Top of RECORDS PROVIDED

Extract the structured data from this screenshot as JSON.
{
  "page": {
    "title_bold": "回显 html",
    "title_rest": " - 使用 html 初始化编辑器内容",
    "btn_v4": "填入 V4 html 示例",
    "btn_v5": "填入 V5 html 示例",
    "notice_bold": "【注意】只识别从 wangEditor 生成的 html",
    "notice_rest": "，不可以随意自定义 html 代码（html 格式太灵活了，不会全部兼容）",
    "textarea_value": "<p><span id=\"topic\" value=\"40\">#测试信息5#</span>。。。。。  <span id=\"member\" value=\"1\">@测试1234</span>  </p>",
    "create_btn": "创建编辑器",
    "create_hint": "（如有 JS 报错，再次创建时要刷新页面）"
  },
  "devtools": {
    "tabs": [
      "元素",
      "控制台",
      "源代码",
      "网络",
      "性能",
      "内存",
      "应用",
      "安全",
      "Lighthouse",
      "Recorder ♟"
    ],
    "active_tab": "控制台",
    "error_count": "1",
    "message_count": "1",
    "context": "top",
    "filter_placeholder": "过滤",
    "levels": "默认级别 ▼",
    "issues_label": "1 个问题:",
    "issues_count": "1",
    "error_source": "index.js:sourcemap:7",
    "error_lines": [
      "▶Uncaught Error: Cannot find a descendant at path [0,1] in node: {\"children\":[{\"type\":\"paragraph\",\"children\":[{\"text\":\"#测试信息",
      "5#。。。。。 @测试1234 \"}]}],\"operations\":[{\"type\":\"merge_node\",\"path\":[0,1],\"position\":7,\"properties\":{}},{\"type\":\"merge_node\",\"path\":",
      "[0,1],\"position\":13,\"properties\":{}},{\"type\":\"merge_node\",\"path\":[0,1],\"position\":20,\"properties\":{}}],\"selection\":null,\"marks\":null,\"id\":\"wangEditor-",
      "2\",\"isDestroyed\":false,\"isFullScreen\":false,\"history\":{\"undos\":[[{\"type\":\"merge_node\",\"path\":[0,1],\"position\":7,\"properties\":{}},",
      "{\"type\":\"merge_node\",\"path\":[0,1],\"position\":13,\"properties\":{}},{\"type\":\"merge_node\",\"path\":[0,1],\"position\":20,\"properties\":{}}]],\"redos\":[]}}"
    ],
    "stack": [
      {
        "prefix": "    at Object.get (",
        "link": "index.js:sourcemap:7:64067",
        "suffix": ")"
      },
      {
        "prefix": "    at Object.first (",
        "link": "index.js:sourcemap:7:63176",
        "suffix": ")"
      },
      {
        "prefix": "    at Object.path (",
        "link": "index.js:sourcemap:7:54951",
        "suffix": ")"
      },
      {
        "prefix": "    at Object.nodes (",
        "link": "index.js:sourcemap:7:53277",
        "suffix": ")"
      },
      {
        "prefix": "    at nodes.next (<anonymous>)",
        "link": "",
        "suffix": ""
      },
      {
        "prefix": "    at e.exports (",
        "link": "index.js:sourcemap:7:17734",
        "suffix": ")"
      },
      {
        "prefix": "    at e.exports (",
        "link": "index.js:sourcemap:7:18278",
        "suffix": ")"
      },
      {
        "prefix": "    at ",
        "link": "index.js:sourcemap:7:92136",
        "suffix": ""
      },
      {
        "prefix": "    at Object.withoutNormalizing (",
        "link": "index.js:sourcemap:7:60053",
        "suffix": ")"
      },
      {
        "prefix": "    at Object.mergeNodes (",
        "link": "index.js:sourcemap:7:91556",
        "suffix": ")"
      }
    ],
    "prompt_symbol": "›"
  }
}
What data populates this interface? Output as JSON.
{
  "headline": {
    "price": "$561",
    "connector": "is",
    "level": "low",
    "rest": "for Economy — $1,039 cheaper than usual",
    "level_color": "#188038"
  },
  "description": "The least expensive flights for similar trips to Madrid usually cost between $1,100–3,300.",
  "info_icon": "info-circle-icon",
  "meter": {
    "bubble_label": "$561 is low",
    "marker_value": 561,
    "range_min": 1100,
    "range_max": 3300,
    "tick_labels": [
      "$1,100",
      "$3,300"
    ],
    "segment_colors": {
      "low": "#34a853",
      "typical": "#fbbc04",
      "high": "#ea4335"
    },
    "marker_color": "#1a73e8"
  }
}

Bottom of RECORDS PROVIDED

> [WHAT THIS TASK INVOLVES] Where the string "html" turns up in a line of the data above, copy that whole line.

> [RESPONSE TO THE EXERCISE]
    "title_bold": "回显 html",
    "title_rest": " - 使用 html 初始化编辑器内容",
    "btn_v4": "填入 V4 html 示例",
    "btn_v5": "填入 V5 html 示例",
    "notice_bold": "【注意】只识别从 wangEditor 生成的 html",
    "notice_rest": "，不可以随意自定义 html 代码（html 格式太灵活了，不会全部兼容）",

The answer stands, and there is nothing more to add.